Activists associated with last year’s Measure P campaign joined forces with larger organizations last week and vowed, in the wake of the initiative’s defeat, to continue their fight against expanded oil drilling in Santa Barbara County and beyond. Ahead of an evening forum held in conjunction with a statewide push by anti-fracking groups, a dozen people gathered at the courthouse Sunken Gardens on Thursday to rally against potential health and environmental effects of fracking and cyclic-steam injection.
No oil operators in Santa Barbara County currently frack their wells, but cyclic steaming is on the upswing. If Measure P passed, it would have banned new projects involving those methods. Oil companies here, prior to and during the election season, repeatedly insisted that cyclic-steaming differs greatly from fracking, and county officials have stated that the former doesn’t involve injecting chemicals into the ground, as fracking does.

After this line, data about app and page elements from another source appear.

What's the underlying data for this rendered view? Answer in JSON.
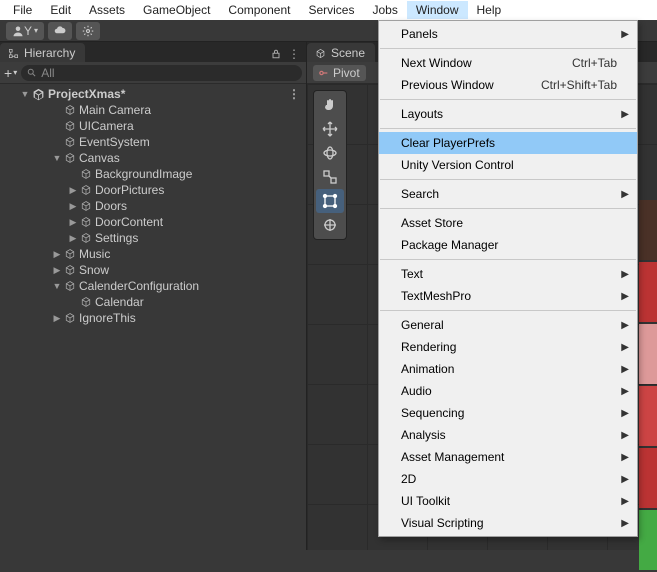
{
  "menubar": [
    "File",
    "Edit",
    "Assets",
    "GameObject",
    "Component",
    "Services",
    "Jobs",
    "Window",
    "Help"
  ],
  "menubar_active_index": 7,
  "toolbar": {
    "account": "Y"
  },
  "hierarchy": {
    "tab": "Hierarchy",
    "search_placeholder": "All",
    "scene": "ProjectXmas*",
    "nodes": [
      {
        "depth": 1,
        "twist": "",
        "label": "Main Camera"
      },
      {
        "depth": 1,
        "twist": "",
        "label": "UICamera"
      },
      {
        "depth": 1,
        "twist": "",
        "label": "EventSystem"
      },
      {
        "depth": 1,
        "twist": "down",
        "label": "Canvas"
      },
      {
        "depth": 2,
        "twist": "",
        "label": "BackgroundImage"
      },
      {
        "depth": 2,
        "twist": "right",
        "label": "DoorPictures"
      },
      {
        "depth": 2,
        "twist": "right",
        "label": "Doors"
      },
      {
        "depth": 2,
        "twist": "right",
        "label": "DoorContent"
      },
      {
        "depth": 2,
        "twist": "right",
        "label": "Settings"
      },
      {
        "depth": 1,
        "twist": "right",
        "label": "Music"
      },
      {
        "depth": 1,
        "twist": "right",
        "label": "Snow"
      },
      {
        "depth": 1,
        "twist": "down",
        "label": "CalenderConfiguration"
      },
      {
        "depth": 2,
        "twist": "",
        "label": "Calendar"
      },
      {
        "depth": 1,
        "twist": "right",
        "label": "IgnoreThis"
      }
    ]
  },
  "scene_panel": {
    "tab": "Scene",
    "pivot_label": "Pivot"
  },
  "dropdown": [
    {
      "type": "item",
      "label": "Panels",
      "submenu": true
    },
    {
      "type": "sep"
    },
    {
      "type": "item",
      "label": "Next Window",
      "shortcut": "Ctrl+Tab"
    },
    {
      "type": "item",
      "label": "Previous Window",
      "shortcut": "Ctrl+Shift+Tab"
    },
    {
      "type": "sep"
    },
    {
      "type": "item",
      "label": "Layouts",
      "submenu": true
    },
    {
      "type": "sep"
    },
    {
      "type": "item",
      "label": "Clear PlayerPrefs",
      "highlight": true
    },
    {
      "type": "item",
      "label": "Unity Version Control"
    },
    {
      "type": "sep"
    },
    {
      "type": "item",
      "label": "Search",
      "submenu": true
    },
    {
      "type": "sep"
    },
    {
      "type": "item",
      "label": "Asset Store"
    },
    {
      "type": "item",
      "label": "Package Manager"
    },
    {
      "type": "sep"
    },
    {
      "type": "item",
      "label": "Text",
      "submenu": true
    },
    {
      "type": "item",
      "label": "TextMeshPro",
      "submenu": true
    },
    {
      "type": "sep"
    },
    {
      "type": "item",
      "label": "General",
      "submenu": true
    },
    {
      "type": "item",
      "label": "Rendering",
      "submenu": true
    },
    {
      "type": "item",
      "label": "Animation",
      "submenu": true
    },
    {
      "type": "item",
      "label": "Audio",
      "submenu": true
    },
    {
      "type": "item",
      "label": "Sequencing",
      "submenu": true
    },
    {
      "type": "item",
      "label": "Analysis",
      "submenu": true
    },
    {
      "type": "item",
      "label": "Asset Management",
      "submenu": true
    },
    {
      "type": "item",
      "label": "2D",
      "submenu": true
    },
    {
      "type": "item",
      "label": "UI Toolkit",
      "submenu": true
    },
    {
      "type": "item",
      "label": "Visual Scripting",
      "submenu": true
    }
  ]
}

But environmentalists pointed to previous incidents of ecological destruction and a new study that found a ramp-up in fracking throughout California.
“I offer you all in Santa Barbara a cautionary tale,” said Madeline Stano, an attorney for the Bay Area-based Center on Race, Poverty, & the Environment, which has focused much of its work on Kern County’s oil fields. “This is a huge business,” she said, citing the aforementioned study, which found that more than half of new oil wells in the state are fracked. “The threats from fracking are real,” Stano said. She noted the proximity in Kern County of schools and agriculture fields to drilling sites.

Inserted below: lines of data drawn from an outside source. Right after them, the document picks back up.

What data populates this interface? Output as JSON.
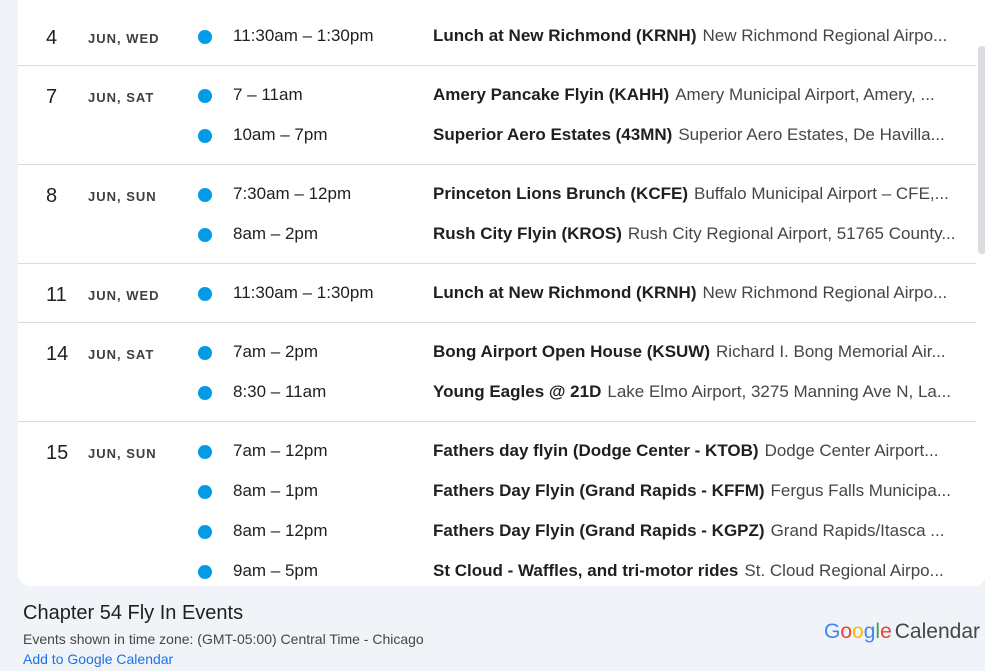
{
  "days": [
    {
      "num": "4",
      "weekday": "JUN, WED",
      "events": [
        {
          "time": "11:30am – 1:30pm",
          "title": "Lunch at New Richmond (KRNH)",
          "location": "New Richmond Regional Airpo..."
        }
      ]
    },
    {
      "num": "7",
      "weekday": "JUN, SAT",
      "events": [
        {
          "time": "7 – 11am",
          "title": "Amery Pancake Flyin (KAHH)",
          "location": "Amery Municipal Airport, Amery, ..."
        },
        {
          "time": "10am – 7pm",
          "title": "Superior Aero Estates (43MN)",
          "location": "Superior Aero Estates, De Havilla..."
        }
      ]
    },
    {
      "num": "8",
      "weekday": "JUN, SUN",
      "events": [
        {
          "time": "7:30am – 12pm",
          "title": "Princeton Lions Brunch (KCFE)",
          "location": "Buffalo Municipal Airport – CFE,..."
        },
        {
          "time": "8am – 2pm",
          "title": "Rush City Flyin (KROS)",
          "location": "Rush City Regional Airport, 51765 County..."
        }
      ]
    },
    {
      "num": "11",
      "weekday": "JUN, WED",
      "events": [
        {
          "time": "11:30am – 1:30pm",
          "title": "Lunch at New Richmond (KRNH)",
          "location": "New Richmond Regional Airpo..."
        }
      ]
    },
    {
      "num": "14",
      "weekday": "JUN, SAT",
      "events": [
        {
          "time": "7am – 2pm",
          "title": "Bong Airport Open House (KSUW)",
          "location": "Richard I. Bong Memorial Air..."
        },
        {
          "time": "8:30 – 11am",
          "title": "Young Eagles @ 21D",
          "location": "Lake Elmo Airport, 3275 Manning Ave N, La..."
        }
      ]
    },
    {
      "num": "15",
      "weekday": "JUN, SUN",
      "events": [
        {
          "time": "7am – 12pm",
          "title": "Fathers day flyin (Dodge Center - KTOB)",
          "location": "Dodge Center Airport..."
        },
        {
          "time": "8am – 1pm",
          "title": "Fathers Day Flyin (Grand Rapids - KFFM)",
          "location": "Fergus Falls Municipa..."
        },
        {
          "time": "8am – 12pm",
          "title": "Fathers Day Flyin (Grand Rapids - KGPZ)",
          "location": "Grand Rapids/Itasca ..."
        },
        {
          "time": "9am – 5pm",
          "title": "St Cloud - Waffles, and tri-motor rides",
          "location": "St. Cloud Regional Airpo..."
        }
      ]
    }
  ],
  "footer": {
    "title": "Chapter 54 Fly In Events",
    "timezone": "Events shown in time zone: (GMT-05:00) Central Time - Chicago",
    "add_link": "Add to Google Calendar",
    "brand_letters": [
      {
        "ch": "G",
        "color": "#4285f4"
      },
      {
        "ch": "o",
        "color": "#ea4335"
      },
      {
        "ch": "o",
        "color": "#fbbc05"
      },
      {
        "ch": "g",
        "color": "#4285f4"
      },
      {
        "ch": "l",
        "color": "#34a853"
      },
      {
        "ch": "e",
        "color": "#ea4335"
      }
    ],
    "brand_product": "Calendar"
  },
  "colors": {
    "event_dot": "#039be5",
    "link": "#1a73e8"
  }
}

Tim Krantz, an environmental studies professor at the University of Redlands in San Bernardino County, pointed to Unocal’s massive spill in the Guadalupe Dunes years ago and how the disaster discredited the industry’s argument that such work creates jobs. “The real job security is in cleaning up that contamination,” Krantz declared.
On Thursday night, Stano and Krantz were among a group of speakers — plus an audience of more than 100 people — at the Faulkner Gallery. The event was one of the stops on a statewide tour aimed at getting participants for a February march to persuade Governor Brown to ban certain drilling techniques.
David Braun of Californians Against Fracking spoke urgently about the group’s desire to ban certain extraction methods and set the stage for a focus on renewable energy. He acknowledged the oil industry’s victory over Measure P, but said, “They are not winning this battle. It takes a village, and I see it here.”
Moderating the event was Becca Claassen, a prominent Water Guardian and member of 350.org. She too acknowledged the “Measure P army” in the room and thanked the industry for spending “$7 million worth of awareness” during the campaign. “This fight is anything but over,” she said.